(Page and application data records)

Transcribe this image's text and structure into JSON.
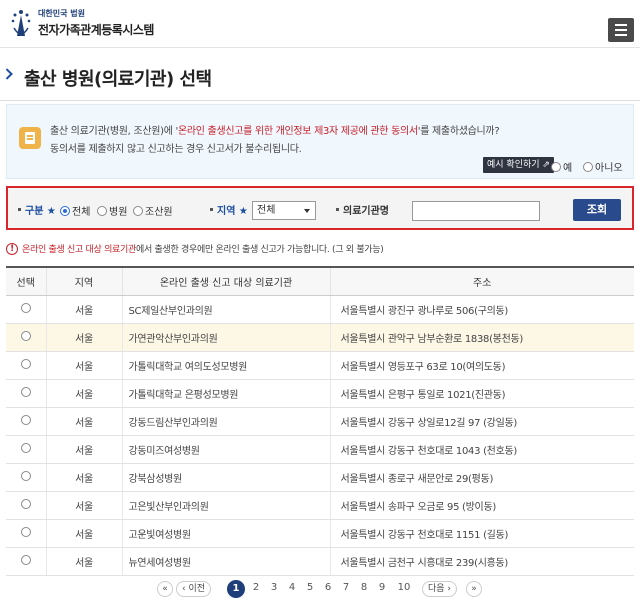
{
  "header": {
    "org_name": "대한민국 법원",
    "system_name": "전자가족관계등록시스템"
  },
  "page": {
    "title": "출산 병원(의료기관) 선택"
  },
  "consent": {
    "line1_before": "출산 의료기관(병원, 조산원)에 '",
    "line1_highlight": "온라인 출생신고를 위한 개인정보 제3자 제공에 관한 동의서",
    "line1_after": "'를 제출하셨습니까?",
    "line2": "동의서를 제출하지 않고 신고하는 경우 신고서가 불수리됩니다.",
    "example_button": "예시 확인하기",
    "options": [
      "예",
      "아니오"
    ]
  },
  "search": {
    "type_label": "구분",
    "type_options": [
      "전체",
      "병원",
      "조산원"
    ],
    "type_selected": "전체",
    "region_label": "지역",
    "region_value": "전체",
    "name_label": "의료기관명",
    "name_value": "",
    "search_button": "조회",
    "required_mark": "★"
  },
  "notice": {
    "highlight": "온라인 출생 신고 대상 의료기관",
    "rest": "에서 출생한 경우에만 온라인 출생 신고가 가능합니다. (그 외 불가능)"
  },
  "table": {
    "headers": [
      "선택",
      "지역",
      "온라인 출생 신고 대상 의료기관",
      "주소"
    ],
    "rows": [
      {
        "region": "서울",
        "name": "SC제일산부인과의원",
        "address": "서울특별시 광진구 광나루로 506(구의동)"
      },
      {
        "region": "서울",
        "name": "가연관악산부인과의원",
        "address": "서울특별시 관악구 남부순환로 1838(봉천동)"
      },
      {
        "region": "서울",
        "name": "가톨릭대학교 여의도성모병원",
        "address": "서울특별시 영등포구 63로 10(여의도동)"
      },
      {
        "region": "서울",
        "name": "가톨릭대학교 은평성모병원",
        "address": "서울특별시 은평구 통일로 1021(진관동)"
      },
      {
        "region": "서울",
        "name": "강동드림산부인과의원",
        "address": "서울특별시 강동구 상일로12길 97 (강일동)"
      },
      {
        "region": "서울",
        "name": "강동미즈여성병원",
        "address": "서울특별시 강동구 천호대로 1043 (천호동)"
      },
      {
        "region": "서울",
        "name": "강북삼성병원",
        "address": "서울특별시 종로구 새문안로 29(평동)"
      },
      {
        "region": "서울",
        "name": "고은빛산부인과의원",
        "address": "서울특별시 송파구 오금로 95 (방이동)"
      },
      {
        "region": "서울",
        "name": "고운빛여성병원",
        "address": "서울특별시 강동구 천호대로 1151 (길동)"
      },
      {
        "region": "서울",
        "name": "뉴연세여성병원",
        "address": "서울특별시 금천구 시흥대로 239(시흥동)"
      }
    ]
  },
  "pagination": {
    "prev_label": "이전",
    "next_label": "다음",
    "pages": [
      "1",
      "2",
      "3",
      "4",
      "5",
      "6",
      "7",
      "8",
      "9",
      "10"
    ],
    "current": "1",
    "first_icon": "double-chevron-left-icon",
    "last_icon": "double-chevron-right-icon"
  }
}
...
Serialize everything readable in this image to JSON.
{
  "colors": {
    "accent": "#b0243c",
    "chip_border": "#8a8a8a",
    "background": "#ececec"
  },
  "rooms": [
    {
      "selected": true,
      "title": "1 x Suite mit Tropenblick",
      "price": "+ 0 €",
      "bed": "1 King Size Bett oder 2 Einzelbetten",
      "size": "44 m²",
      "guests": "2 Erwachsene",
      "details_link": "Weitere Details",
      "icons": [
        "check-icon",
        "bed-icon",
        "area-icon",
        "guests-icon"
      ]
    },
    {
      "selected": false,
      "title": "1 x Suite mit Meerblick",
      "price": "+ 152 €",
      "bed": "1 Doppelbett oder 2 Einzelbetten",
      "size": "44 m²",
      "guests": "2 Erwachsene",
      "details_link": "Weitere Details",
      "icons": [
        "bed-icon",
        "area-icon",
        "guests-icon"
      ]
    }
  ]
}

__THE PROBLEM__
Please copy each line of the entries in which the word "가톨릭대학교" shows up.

__RESPONSE TO THIS TASK__
        "name": "가톨릭대학교 여의도성모병원",
        "name": "가톨릭대학교 은평성모병원",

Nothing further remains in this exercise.